"Mining companies have COOs; instead, we have multiple vice-presidents, each of whom is authorized to evaluate and negotiate deals. Mining companies have technical managers; instead, we have analysts," Watson said.
Despite his success as a CFO, Watson admits that making the jump to the CEO's office wasn't easy.
"People always tell you how hard it is; they always tell you about the sweat equity that you have to put in to launch something," he said. "No matter how much you prepare yourself mentally for it, you can never be prepared for it.
"It's kind of like having your first kid: you think you're ready to be a dad, but you're not. It's one of those things where you just have to dive in full force and give it everything you have and just keep going."
Watson attributes his success in large part to his hands-on management style. He and his team make a point of selecting each employee personally, without the help of ads or executive recruiters.
He has also instituted a unique career-development program that helps employees identify career goals and determine specific steps needed to achieve them. The result: since Sandstorm's founding, no employee has ever left the company.
Watson extends this people-focused attitude to his philanthropy. In 2005, Watson founded his own charity, Nations Cry.
The organization provides "Canadian-level" education to developing nations in Africa, including Sierra Leone, which is struggling to recover after [decades] of civil war. Watson foots the bill personally for all overhead and administrative expenses, leaving 100% of donations to be used on the ground.

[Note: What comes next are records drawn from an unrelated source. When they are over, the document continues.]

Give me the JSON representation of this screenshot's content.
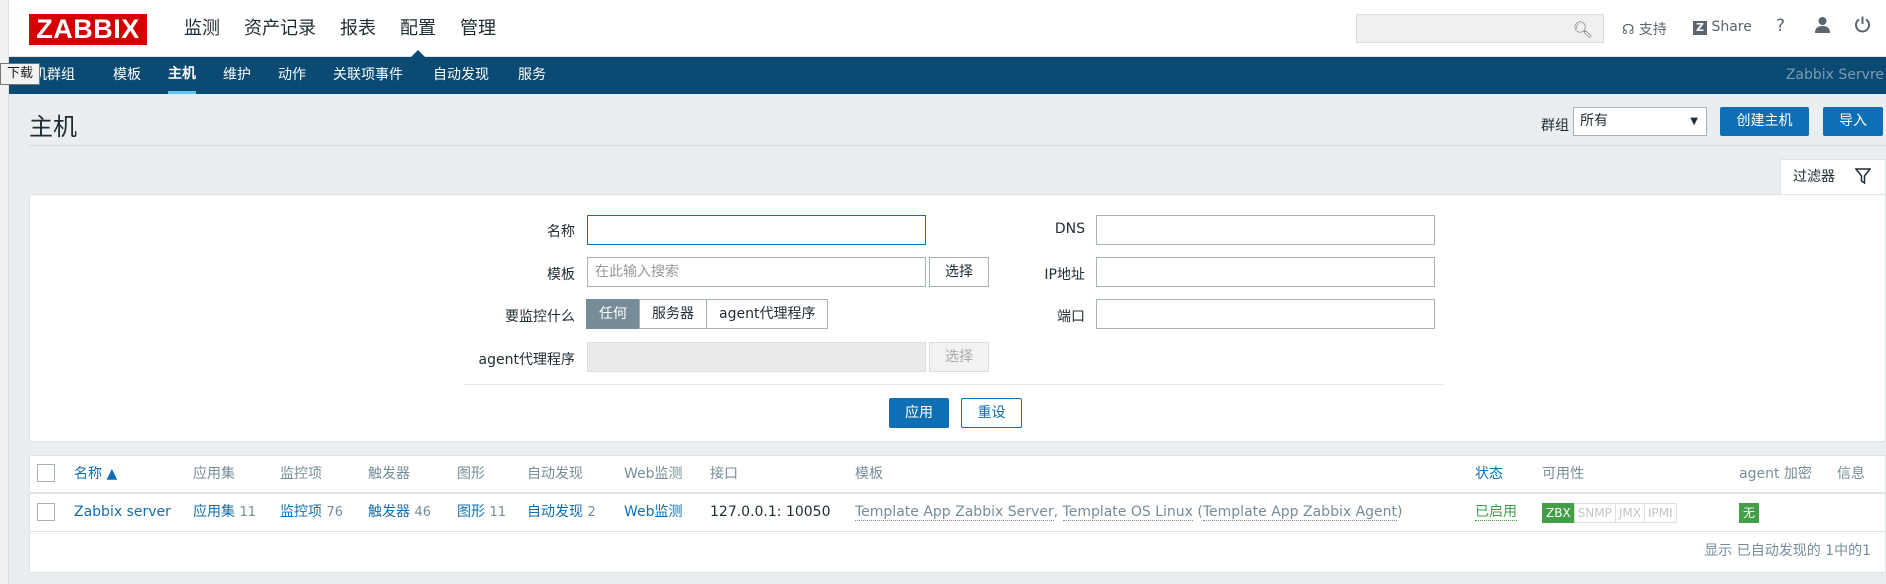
{
  "brand": {
    "logo_text": "ZABBIX",
    "logo_color": "#d40000"
  },
  "main_menu": [
    {
      "label": "监测"
    },
    {
      "label": "资产记录"
    },
    {
      "label": "报表"
    },
    {
      "label": "配置",
      "active": true
    },
    {
      "label": "管理"
    }
  ],
  "top_right": {
    "search_placeholder": "",
    "support_label": "支持",
    "share_label": "Share",
    "help_glyph": "?"
  },
  "tooltip": "下载",
  "sub_menu": [
    {
      "label": "机群组"
    },
    {
      "label": "模板"
    },
    {
      "label": "主机",
      "active": true
    },
    {
      "label": "维护"
    },
    {
      "label": "动作"
    },
    {
      "label": "关联项事件"
    },
    {
      "label": "自动发现"
    },
    {
      "label": "服务"
    }
  ],
  "server_name": "Zabbix Servre",
  "page": {
    "title": "主机",
    "group_label": "群组",
    "group_value": "所有",
    "create_button": "创建主机",
    "import_button": "导入"
  },
  "filter": {
    "tab_label": "过滤器",
    "name_label": "名称",
    "name_value": "",
    "template_label": "模板",
    "template_placeholder": "在此输入搜索",
    "select_label": "选择",
    "monitor_label": "要监控什么",
    "monitor_options": [
      "任何",
      "服务器",
      "agent代理程序"
    ],
    "monitor_selected": "任何",
    "proxy_label": "agent代理程序",
    "proxy_select_label": "选择",
    "dns_label": "DNS",
    "ip_label": "IP地址",
    "port_label": "端口",
    "apply_button": "应用",
    "reset_button": "重设"
  },
  "table": {
    "headers": {
      "name": "名称 ▲",
      "apps": "应用集",
      "items": "监控项",
      "triggers": "触发器",
      "graphs": "图形",
      "discovery": "自动发现",
      "web": "Web监测",
      "interface": "接口",
      "templates": "模板",
      "status": "状态",
      "availability": "可用性",
      "encryption": "agent 加密",
      "info": "信息"
    },
    "rows": [
      {
        "name": "Zabbix server",
        "apps_label": "应用集",
        "apps_count": "11",
        "items_label": "监控项",
        "items_count": "76",
        "triggers_label": "触发器",
        "triggers_count": "46",
        "graphs_label": "图形",
        "graphs_count": "11",
        "discovery_label": "自动发现",
        "discovery_count": "2",
        "web_label": "Web监测",
        "interface": "127.0.0.1: 10050",
        "template1": "Template App Zabbix Server",
        "sep1": ", ",
        "template2": "Template OS Linux",
        "paren_open": " (",
        "template3": "Template App Zabbix Agent",
        "paren_close": ")",
        "status": "已启用",
        "availability": [
          "ZBX",
          "SNMP",
          "JMX",
          "IPMI"
        ],
        "encryption": "无"
      }
    ],
    "footer": "显示 已自动发现的 1中的1"
  },
  "colors": {
    "nav_bg": "#0b4a73",
    "primary": "#0f6fb4",
    "status_green": "#429e47"
  }
}
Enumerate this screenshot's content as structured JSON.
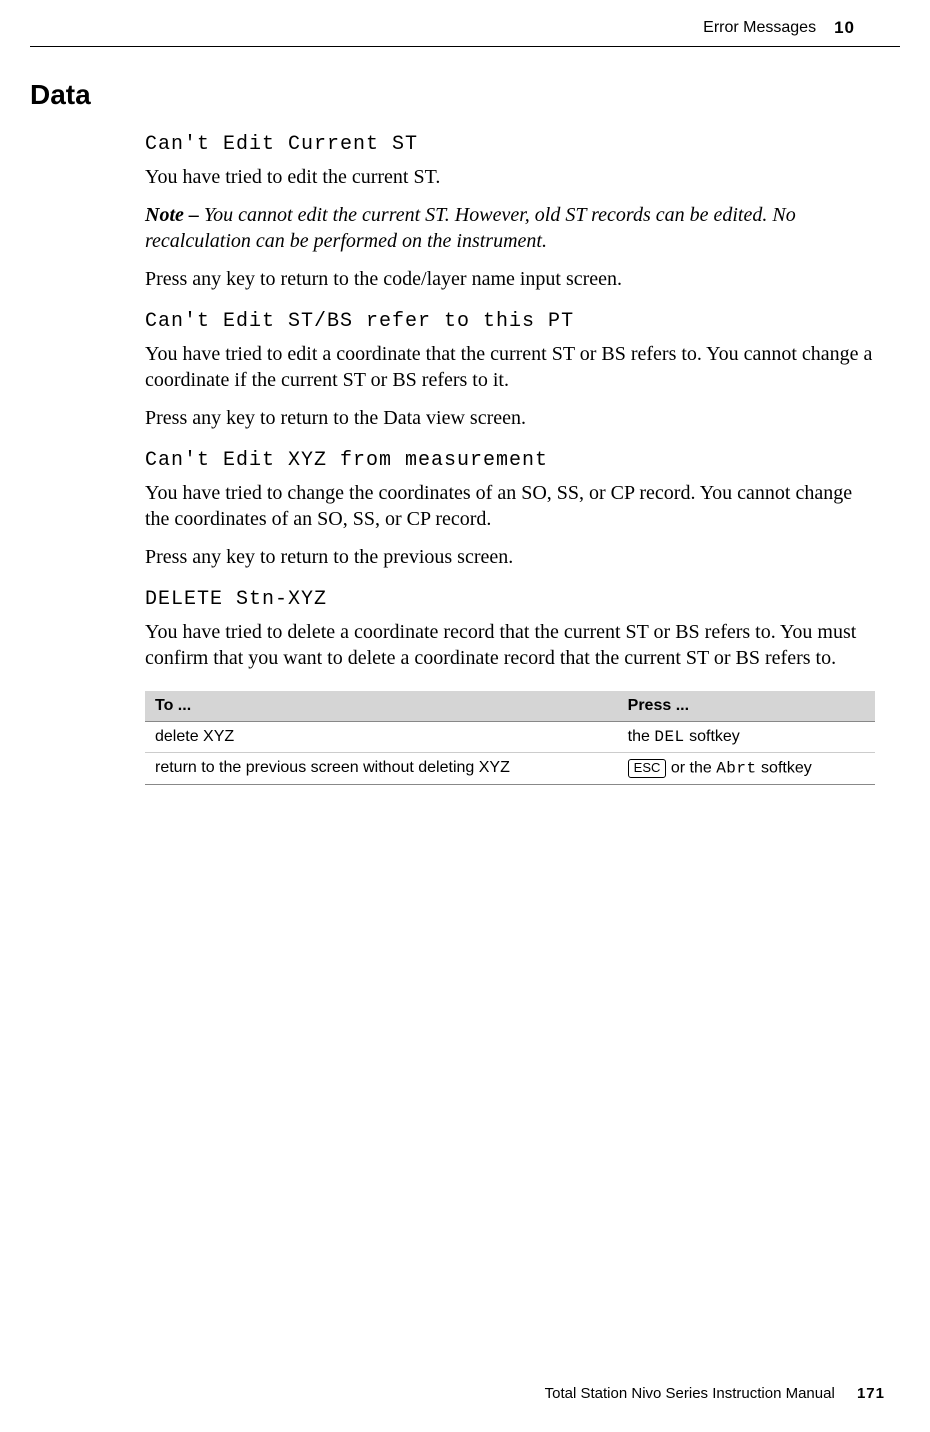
{
  "header": {
    "title": "Error Messages",
    "chapter": "10"
  },
  "sectionHeading": "Data",
  "entries": [
    {
      "lcd": "Can't Edit Current ST",
      "body1": "You have tried to edit the current ST.",
      "noteLabel": "Note – ",
      "note": "You cannot edit the current ST. However, old ST records can be edited. No recalculation can be performed on the instrument.",
      "body2": "Press any key to return to the code/layer name input screen."
    },
    {
      "lcd": "Can't Edit ST/BS refer to this PT",
      "body1": "You have tried to edit a coordinate that the current ST or BS refers to. You cannot change a coordinate if the current ST or BS refers to it.",
      "body2": "Press any key to return to the Data view screen."
    },
    {
      "lcd": "Can't Edit XYZ from measurement",
      "body1": "You have tried to change the coordinates of an SO, SS, or CP record. You cannot change the coordinates of an SO, SS, or CP record.",
      "body2": "Press any key to return to the previous screen."
    },
    {
      "lcd": "DELETE Stn-XYZ",
      "body1": "You have tried to delete a coordinate record that the current ST or BS refers to. You must confirm that you want to delete a coordinate record that the current ST or BS refers to."
    }
  ],
  "table": {
    "headers": {
      "col1": "To ...",
      "col2": "Press ..."
    },
    "rows": [
      {
        "action": "delete XYZ",
        "press_prefix": "the ",
        "press_lcd": "DEL",
        "press_suffix": " softkey"
      },
      {
        "action": "return to the previous screen without deleting XYZ",
        "press_key": "ESC",
        "press_mid": " or the ",
        "press_lcd": "Abrt",
        "press_suffix": " softkey"
      }
    ]
  },
  "footer": {
    "manual": "Total Station Nivo Series Instruction Manual",
    "page": "171"
  }
}
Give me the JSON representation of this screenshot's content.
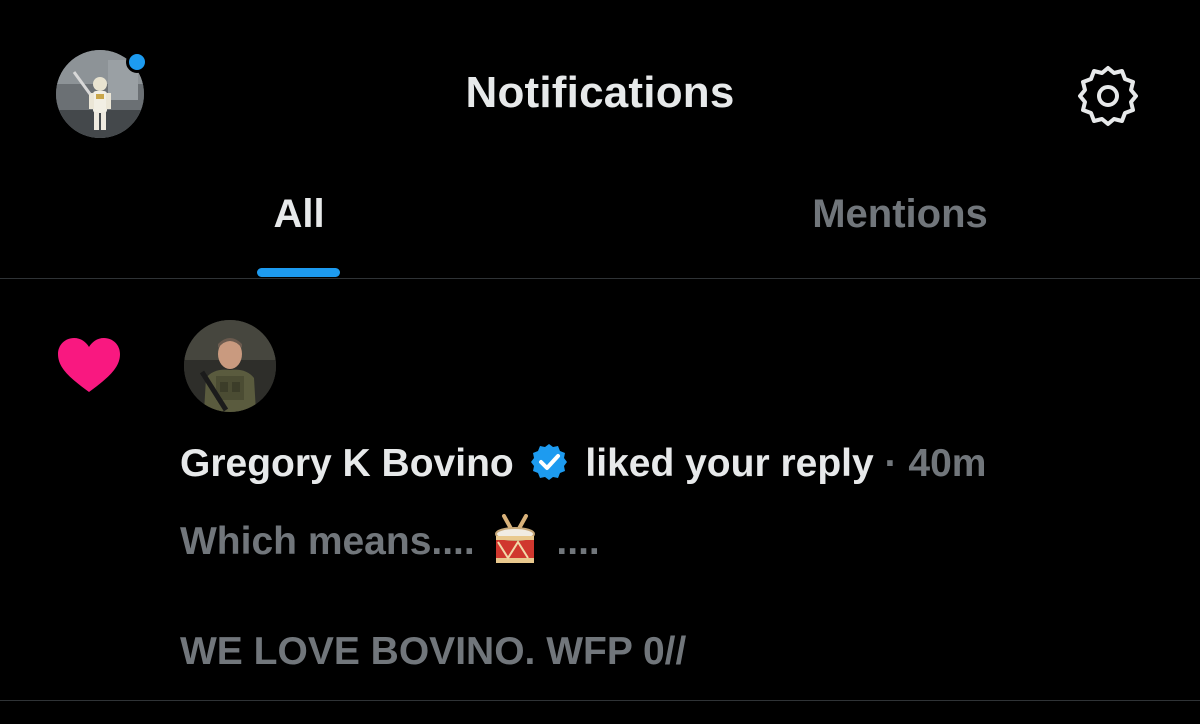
{
  "header": {
    "title": "Notifications",
    "avatar_icon": "user-avatar",
    "settings_icon": "gear-icon",
    "presence_color": "#1d9bf0"
  },
  "tabs": [
    {
      "label": "All",
      "active": true
    },
    {
      "label": "Mentions",
      "active": false
    }
  ],
  "accent_color": "#1d9bf0",
  "notification": {
    "type_icon": "heart-icon",
    "type_color": "#f91880",
    "user_name": "Gregory K Bovino",
    "verified_icon": "verified-badge-icon",
    "action": "liked your reply",
    "separator": "·",
    "time": "40m",
    "preview_before_emoji": "Which means....",
    "emoji_icon": "drum-emoji",
    "preview_after_emoji": "....",
    "preview_line2": "WE LOVE BOVINO. WFP 0//"
  }
}
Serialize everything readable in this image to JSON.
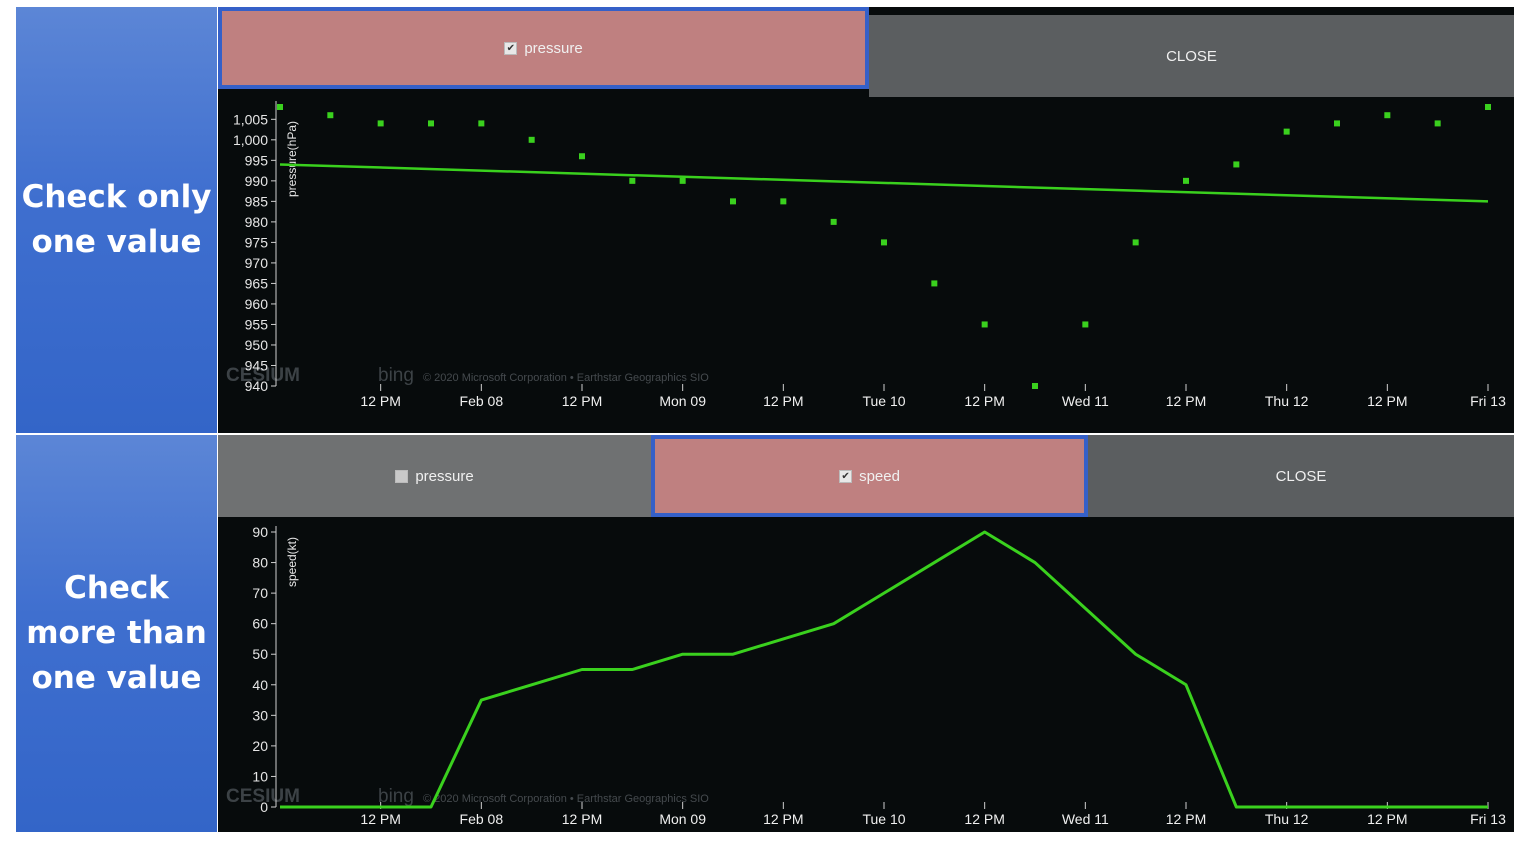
{
  "side_labels": {
    "top": "Check only\none value",
    "bottom": "Check\nmore than\none value"
  },
  "top_panel": {
    "tabs": [
      {
        "label": "pressure",
        "checked": true,
        "selected": true
      }
    ],
    "close_label": "CLOSE"
  },
  "bottom_panel": {
    "tabs": [
      {
        "label": "pressure",
        "checked": false,
        "selected": false
      },
      {
        "label": "speed",
        "checked": true,
        "selected": true
      }
    ],
    "close_label": "CLOSE"
  },
  "attribution": {
    "cesium": "CESIUM",
    "bing": "bing",
    "copyright": "© 2020 Microsoft Corporation • Earthstar Geographics SIO"
  },
  "colors": {
    "series": "#3ad11e",
    "accent_border": "#3560c8",
    "selected_tab": "#bf8080"
  },
  "chart_data": [
    {
      "type": "scatter",
      "title": "",
      "ylabel": "pressure(hPa)",
      "xlabel": "",
      "ylim": [
        940,
        1008
      ],
      "x_ticks": [
        "12 PM",
        "Feb 08",
        "12 PM",
        "Mon 09",
        "12 PM",
        "Tue 10",
        "12 PM",
        "Wed 11",
        "12 PM",
        "Thu 12",
        "12 PM",
        "Fri 13"
      ],
      "y_ticks": [
        "940",
        "945",
        "950",
        "955",
        "960",
        "965",
        "970",
        "975",
        "980",
        "985",
        "990",
        "995",
        "1,000",
        "1,005"
      ],
      "y_tick_values": [
        940,
        945,
        950,
        955,
        960,
        965,
        970,
        975,
        980,
        985,
        990,
        995,
        1000,
        1005
      ],
      "series": [
        {
          "kind": "points",
          "values": [
            1008,
            1006,
            1004,
            1004,
            1004,
            1000,
            996,
            990,
            990,
            985,
            985,
            980,
            975,
            965,
            955,
            940,
            955,
            975,
            990,
            994,
            1002,
            1004,
            1006,
            1004,
            1008
          ]
        },
        {
          "kind": "trend",
          "values": [
            994,
            985
          ]
        }
      ]
    },
    {
      "type": "line",
      "title": "",
      "ylabel": "speed(kt)",
      "xlabel": "",
      "ylim": [
        0,
        90
      ],
      "x_ticks": [
        "12 PM",
        "Feb 08",
        "12 PM",
        "Mon 09",
        "12 PM",
        "Tue 10",
        "12 PM",
        "Wed 11",
        "12 PM",
        "Thu 12",
        "12 PM",
        "Fri 13"
      ],
      "y_ticks": [
        "0",
        "10",
        "20",
        "30",
        "40",
        "50",
        "60",
        "70",
        "80",
        "90"
      ],
      "y_tick_values": [
        0,
        10,
        20,
        30,
        40,
        50,
        60,
        70,
        80,
        90
      ],
      "series": [
        {
          "kind": "line",
          "values": [
            0,
            0,
            0,
            0,
            35,
            40,
            45,
            45,
            50,
            50,
            55,
            60,
            70,
            80,
            90,
            80,
            65,
            50,
            40,
            0,
            0,
            0,
            0,
            0,
            0
          ]
        }
      ]
    }
  ]
}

"I believe that regardless of what country you live in, or what your gender is, or what your ethnicity is, a human being is a human being is a human being," Watson said. "Those of us who have been fortunate in life owe it to humanity to help out other people who haven't been as fortunate. That's basically what it boils down to." •
For more information on the November 20 gala awards dinner celebrating our CEOs of the Year, click here.